- Work to complete -
Check each line below for the word "content". Then give only how many lines have it.

- Provided information -
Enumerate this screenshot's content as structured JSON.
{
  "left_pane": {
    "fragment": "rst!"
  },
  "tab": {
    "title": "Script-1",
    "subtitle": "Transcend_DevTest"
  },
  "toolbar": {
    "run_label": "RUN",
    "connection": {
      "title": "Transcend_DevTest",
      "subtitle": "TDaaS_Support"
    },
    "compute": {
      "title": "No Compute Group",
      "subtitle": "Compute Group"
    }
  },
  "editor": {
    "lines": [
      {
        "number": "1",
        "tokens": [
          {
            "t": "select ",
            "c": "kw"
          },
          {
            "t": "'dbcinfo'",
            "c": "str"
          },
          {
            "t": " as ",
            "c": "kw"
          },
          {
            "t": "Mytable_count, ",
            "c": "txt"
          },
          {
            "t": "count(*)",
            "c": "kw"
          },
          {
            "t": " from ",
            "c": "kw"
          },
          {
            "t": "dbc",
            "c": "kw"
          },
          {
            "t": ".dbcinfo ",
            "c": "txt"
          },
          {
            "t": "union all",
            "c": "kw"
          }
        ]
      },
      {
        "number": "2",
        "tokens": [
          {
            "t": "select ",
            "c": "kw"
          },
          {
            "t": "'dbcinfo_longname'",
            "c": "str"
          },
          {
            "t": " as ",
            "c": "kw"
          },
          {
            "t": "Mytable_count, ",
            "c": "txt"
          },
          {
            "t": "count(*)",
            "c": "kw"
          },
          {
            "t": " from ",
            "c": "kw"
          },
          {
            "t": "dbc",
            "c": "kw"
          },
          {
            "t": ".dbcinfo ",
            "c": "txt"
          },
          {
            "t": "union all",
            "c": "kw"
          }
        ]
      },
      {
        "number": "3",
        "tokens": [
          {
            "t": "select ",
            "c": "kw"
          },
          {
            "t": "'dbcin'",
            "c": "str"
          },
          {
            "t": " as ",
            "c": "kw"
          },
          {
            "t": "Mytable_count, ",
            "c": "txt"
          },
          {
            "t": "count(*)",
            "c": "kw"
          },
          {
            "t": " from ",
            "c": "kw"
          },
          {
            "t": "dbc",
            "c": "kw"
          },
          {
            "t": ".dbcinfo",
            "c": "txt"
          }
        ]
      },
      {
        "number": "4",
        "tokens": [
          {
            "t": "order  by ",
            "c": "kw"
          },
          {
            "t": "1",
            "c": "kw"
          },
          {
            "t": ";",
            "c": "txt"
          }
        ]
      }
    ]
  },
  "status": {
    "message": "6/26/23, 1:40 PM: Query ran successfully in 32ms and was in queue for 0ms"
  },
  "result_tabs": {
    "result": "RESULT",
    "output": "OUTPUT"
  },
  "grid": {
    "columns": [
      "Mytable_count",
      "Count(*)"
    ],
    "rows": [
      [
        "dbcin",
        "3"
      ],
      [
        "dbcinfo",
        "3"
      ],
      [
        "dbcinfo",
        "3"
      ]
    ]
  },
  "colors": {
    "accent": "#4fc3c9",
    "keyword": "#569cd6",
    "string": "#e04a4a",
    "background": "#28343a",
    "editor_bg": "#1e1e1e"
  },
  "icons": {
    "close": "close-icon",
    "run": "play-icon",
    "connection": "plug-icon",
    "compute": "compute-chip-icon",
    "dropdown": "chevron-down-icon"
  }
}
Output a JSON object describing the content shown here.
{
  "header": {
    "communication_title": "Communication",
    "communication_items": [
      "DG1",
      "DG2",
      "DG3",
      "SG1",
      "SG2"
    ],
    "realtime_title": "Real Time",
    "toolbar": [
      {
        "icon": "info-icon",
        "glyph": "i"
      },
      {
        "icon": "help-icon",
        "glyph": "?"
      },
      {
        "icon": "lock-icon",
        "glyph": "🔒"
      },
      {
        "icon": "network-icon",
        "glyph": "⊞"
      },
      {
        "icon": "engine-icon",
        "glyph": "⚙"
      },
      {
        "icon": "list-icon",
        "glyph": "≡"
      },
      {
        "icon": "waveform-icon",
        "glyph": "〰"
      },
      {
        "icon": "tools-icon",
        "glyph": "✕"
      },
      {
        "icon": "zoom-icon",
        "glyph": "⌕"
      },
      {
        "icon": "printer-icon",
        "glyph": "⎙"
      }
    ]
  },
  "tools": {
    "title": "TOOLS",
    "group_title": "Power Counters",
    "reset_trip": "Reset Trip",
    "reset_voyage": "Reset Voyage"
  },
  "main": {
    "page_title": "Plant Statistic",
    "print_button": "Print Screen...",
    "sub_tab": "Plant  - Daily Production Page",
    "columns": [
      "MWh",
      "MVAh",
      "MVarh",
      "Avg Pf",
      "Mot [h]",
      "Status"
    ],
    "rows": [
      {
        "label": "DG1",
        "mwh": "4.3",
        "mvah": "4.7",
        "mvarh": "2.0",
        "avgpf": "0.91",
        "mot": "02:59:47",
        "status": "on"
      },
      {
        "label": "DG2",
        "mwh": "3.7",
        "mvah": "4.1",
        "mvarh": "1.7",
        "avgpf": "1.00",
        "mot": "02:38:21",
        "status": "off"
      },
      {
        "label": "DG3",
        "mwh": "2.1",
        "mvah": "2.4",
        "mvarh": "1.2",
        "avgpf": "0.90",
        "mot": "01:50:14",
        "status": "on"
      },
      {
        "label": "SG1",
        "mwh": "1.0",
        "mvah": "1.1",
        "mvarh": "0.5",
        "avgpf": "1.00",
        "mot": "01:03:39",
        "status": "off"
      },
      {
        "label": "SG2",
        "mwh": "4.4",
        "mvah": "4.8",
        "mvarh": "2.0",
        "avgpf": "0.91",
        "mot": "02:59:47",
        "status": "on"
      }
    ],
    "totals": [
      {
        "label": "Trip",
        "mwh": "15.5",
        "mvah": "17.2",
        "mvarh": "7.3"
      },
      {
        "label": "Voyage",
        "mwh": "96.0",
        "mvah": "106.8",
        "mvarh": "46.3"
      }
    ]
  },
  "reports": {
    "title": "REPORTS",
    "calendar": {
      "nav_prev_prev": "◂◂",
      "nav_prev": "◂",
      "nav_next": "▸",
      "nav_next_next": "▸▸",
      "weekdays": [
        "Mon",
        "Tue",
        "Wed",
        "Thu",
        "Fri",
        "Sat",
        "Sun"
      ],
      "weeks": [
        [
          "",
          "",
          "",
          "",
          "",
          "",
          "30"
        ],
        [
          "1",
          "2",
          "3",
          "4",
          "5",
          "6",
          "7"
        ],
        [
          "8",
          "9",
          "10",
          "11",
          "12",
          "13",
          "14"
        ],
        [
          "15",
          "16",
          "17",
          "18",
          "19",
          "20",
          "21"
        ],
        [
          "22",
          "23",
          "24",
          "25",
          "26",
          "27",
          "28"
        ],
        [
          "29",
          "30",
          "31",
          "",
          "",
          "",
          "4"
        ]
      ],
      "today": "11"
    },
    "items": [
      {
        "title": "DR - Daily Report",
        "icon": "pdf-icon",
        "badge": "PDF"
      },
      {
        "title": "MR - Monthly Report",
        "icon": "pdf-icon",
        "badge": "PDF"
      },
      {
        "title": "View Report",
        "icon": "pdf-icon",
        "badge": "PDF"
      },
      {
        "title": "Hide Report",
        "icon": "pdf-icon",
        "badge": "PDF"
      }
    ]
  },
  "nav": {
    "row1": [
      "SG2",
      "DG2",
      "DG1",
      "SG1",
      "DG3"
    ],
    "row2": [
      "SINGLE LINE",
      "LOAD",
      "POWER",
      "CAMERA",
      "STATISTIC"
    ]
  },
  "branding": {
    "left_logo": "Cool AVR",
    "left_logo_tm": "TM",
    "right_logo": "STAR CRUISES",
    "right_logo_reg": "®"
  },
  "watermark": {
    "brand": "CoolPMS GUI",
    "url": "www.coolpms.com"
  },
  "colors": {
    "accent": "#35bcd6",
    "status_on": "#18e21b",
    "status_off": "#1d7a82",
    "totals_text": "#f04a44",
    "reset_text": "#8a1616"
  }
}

- Worked solution -
2